Socialism should not be based on utopia i.e. dreaming of an ideal society without showing how it can be achieved3 . Many progressives have fallen into this trap of trying to fit an idea which they assume is perfect into a system. For example, President Nyerere came up with the idea of Ujamaa (African socialism) in the late sixties. In his opinion, this was socialism based on the African traditions of communalism. The idea, though bringing some positive aspects in the country, failed to work due to it being unscientific. Socialism should be scientific. As Maurice Cornforth said, it should be based on an analysis of the actual movement of history, economic law of motion of capitalist society, thus showing how it arises as the necessary next stage in the evolution of a society, and how it can come about only by waging of the working class struggle, through the defeat of the capitalist class and the institution of the dictatorship of the working class4 (socialism). Ideological understanding and analysis helps us to understand that the capitalist system has reached its limit and this can be authenticated by the unending economic crises. The capitalists and the ruling class are therefore forced to come up with deceptive defense mechanisms geared to whitewashing the face of capitalism. Some of these mechanisms include social welfare programmes (e.g. free or subsidized medical and education services).This is well executed in Europe especially among the Scandinavian countries. These programmes, however, keep being eroded day after day by capitalism, especially today when capitalism is not facing any serious threat as during the Soviet Union and the Cold War era.
Why ideology is important in liberation
Ideology based on scientific understanding will help the working class discover the true nature of capitalism which is concealed under a deceptive veneer of welfare to humanity. The discovery will ultimately illuminate the path to a new, better era. The capitalist system is pregnant and it only needs a trained midwife, not a quack, to bring to birth the new era. By this I mean it needs well-grounded cadres with scientific understanding of a society who are able to navigate through the complexities of capitalism with the goal of leading the masses to socialism.
- Plamenatz J., 1970, Ideology – Key Concepts in Political Science, Pall Mall Press Ltd, London, , p. 15

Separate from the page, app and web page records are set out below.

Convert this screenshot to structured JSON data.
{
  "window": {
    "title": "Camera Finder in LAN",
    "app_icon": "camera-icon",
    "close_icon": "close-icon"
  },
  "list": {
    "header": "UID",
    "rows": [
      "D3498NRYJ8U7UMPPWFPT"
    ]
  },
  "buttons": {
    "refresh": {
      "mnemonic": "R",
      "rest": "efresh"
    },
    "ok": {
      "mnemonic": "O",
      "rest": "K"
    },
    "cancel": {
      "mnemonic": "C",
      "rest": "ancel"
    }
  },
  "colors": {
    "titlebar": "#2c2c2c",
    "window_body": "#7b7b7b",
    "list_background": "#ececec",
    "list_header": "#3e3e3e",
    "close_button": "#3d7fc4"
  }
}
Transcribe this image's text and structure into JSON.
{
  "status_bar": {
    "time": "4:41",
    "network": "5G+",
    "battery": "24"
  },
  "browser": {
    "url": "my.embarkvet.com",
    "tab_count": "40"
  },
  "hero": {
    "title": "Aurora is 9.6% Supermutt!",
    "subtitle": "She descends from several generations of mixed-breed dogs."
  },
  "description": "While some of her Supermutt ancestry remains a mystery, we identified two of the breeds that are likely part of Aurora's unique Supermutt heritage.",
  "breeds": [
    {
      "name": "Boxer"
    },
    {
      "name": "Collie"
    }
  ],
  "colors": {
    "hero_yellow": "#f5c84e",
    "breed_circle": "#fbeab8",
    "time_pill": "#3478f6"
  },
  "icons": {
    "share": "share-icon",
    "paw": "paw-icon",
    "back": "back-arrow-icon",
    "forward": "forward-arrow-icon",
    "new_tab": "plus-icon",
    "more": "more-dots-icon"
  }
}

- Tse Tung M., 1971, On Contradiction – Selected Readings from the Work of Mao Tse Tung, Foreign Language Press, China , p. 89
- Maurice Cornforth quote
- Cornforth M., 1968, Materialism and the Dialectical Method, 4th edn., International Publishers Co., USA, p. 122
As a body of ideas and as a movement toward a society beyond capitalism, Marxist socialism stands for the dissolution of capitalist private property, collective ownership of the means of production and distribution, a democratically planned economy and the replacement of antagonistic social relations of exploitation, competition and domination with relations of equality, co-operation and solidarity: a classless, communist society. From the Marxist perspective, socialism is not merely an ethical ideal: it is the only fully rational response to the intensifying contradictions of the capitalist world order. Socialism aims at eliminating the deeply entrenched material inequalities between classes, ‘races,’ nations and genders — that have been fostered and perpetuated by all class-antagonistic modes of production, inequalities that have reached truly monstrous proportions in the world capitalist system. Its goal is not the ‘formal equality’ sanctified by liberalism —a merely juridical and legal equality, which effaces and ignores the persistent differences that distinguish human beings in their concrete circumstances. Rather, its goal is to achieve a global society in which, in the words of The Communist Manifesto, ‘the free development of each is the condition for the free development of all.’ — Smith, Murray E. G and Joshua D. Dumont (2011): Socialist strategy yesterday and today: Notes on classical Marxism and the contemporary radical left. in: Veltmeyer, Henry, Ed. (2011): 21st Century Socialism: Reinventing the project. Pontypool: Merlin Press. pp. 119-138.